§ **What is required**
Please copy out all lines of the entries that contain the word "JSON".

§ **Information given**
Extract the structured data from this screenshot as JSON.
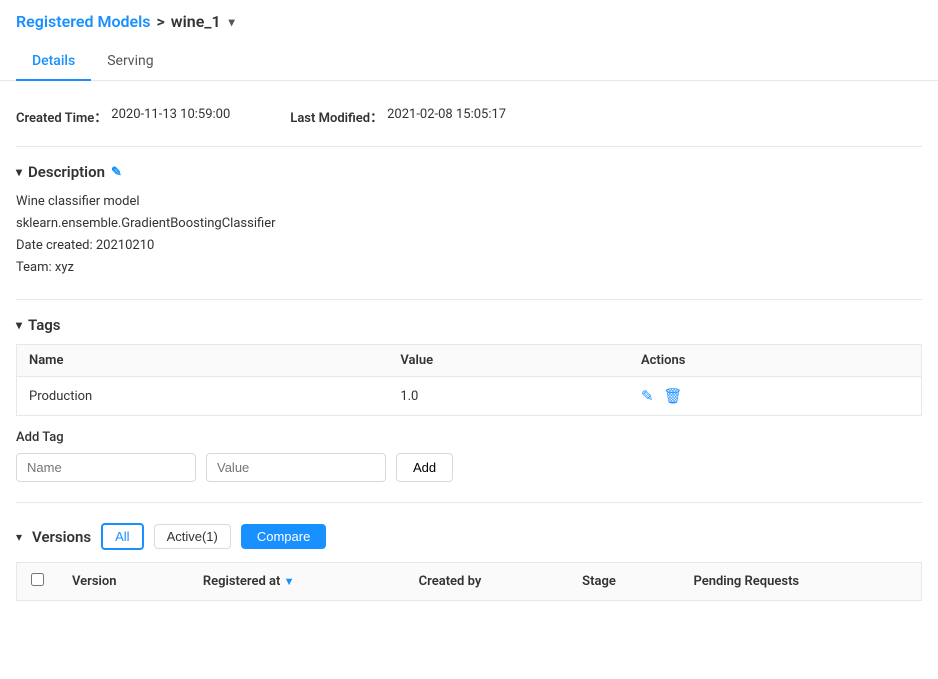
{
  "breadcrumb": {
    "parent_label": "Registered Models",
    "separator": ">",
    "current": "wine_1",
    "dropdown_icon": "▾"
  },
  "tabs": [
    {
      "id": "details",
      "label": "Details",
      "active": true
    },
    {
      "id": "serving",
      "label": "Serving",
      "active": false
    }
  ],
  "meta": {
    "created_label": "Created Time：",
    "created_value": "2020-11-13 10:59:00",
    "modified_label": "Last Modified：",
    "modified_value": "2021-02-08 15:05:17"
  },
  "description": {
    "section_title": "Description",
    "toggle": "▾",
    "edit_icon": "✎",
    "lines": [
      "Wine classifier model",
      "sklearn.ensemble.GradientBoostingClassifier",
      "Date created: 20210210",
      "Team: xyz"
    ]
  },
  "tags": {
    "section_title": "Tags",
    "toggle": "▾",
    "columns": [
      "Name",
      "Value",
      "Actions"
    ],
    "rows": [
      {
        "name": "Production",
        "value": "1.0"
      }
    ]
  },
  "add_tag": {
    "label": "Add Tag",
    "name_placeholder": "Name",
    "value_placeholder": "Value",
    "add_button": "Add"
  },
  "versions": {
    "section_title": "Versions",
    "toggle": "▾",
    "filters": [
      "All",
      "Active(1)"
    ],
    "active_filter": "All",
    "compare_button": "Compare",
    "columns": [
      "",
      "Version",
      "Registered at",
      "Created by",
      "Stage",
      "Pending Requests"
    ]
  }
}
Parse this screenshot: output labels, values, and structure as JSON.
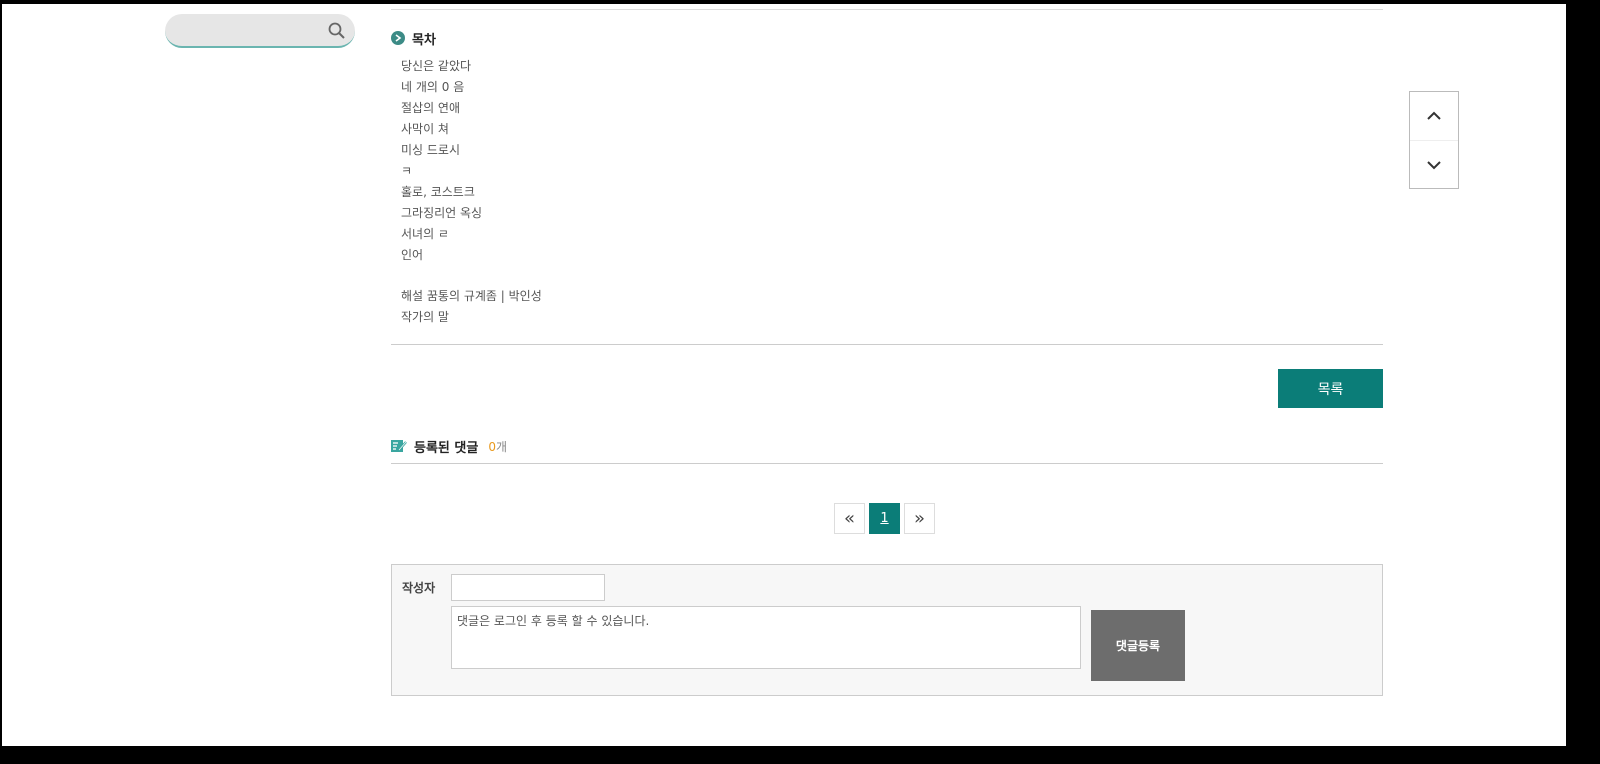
{
  "search": {
    "placeholder": ""
  },
  "toc": {
    "title": "목차",
    "items": [
      "당신은 같았다",
      "네 개의 0 음",
      "절삽의 연애",
      "사막이 쳐",
      "미싱 드로시",
      "ㅋ",
      "홀로, 코스트크",
      "그라징리언 옥싱",
      "서녀의 ㄹ",
      "인어"
    ],
    "extras": [
      "해설 꿈통의 규계좀 | 박인성",
      "작가의 말"
    ]
  },
  "list_button": {
    "label": "목록"
  },
  "comments": {
    "title": "등록된 댓글",
    "count": "0",
    "count_unit": "개"
  },
  "pagination": {
    "first": "«",
    "current": "1",
    "last": "»"
  },
  "comment_form": {
    "author_label": "작성자",
    "author_value": "",
    "textarea_text": "댓글은 로그인 후 등록 할 수 있습니다.",
    "submit_label": "댓글등록"
  },
  "colors": {
    "accent": "#0b7d78",
    "count_highlight": "#e99a1f",
    "submit_bg": "#6d6d6d"
  }
}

§ **Exercise response**
Extract the structured data from this screenshot as JSON.
Parse this screenshot: output labels, values, and structure as JSON.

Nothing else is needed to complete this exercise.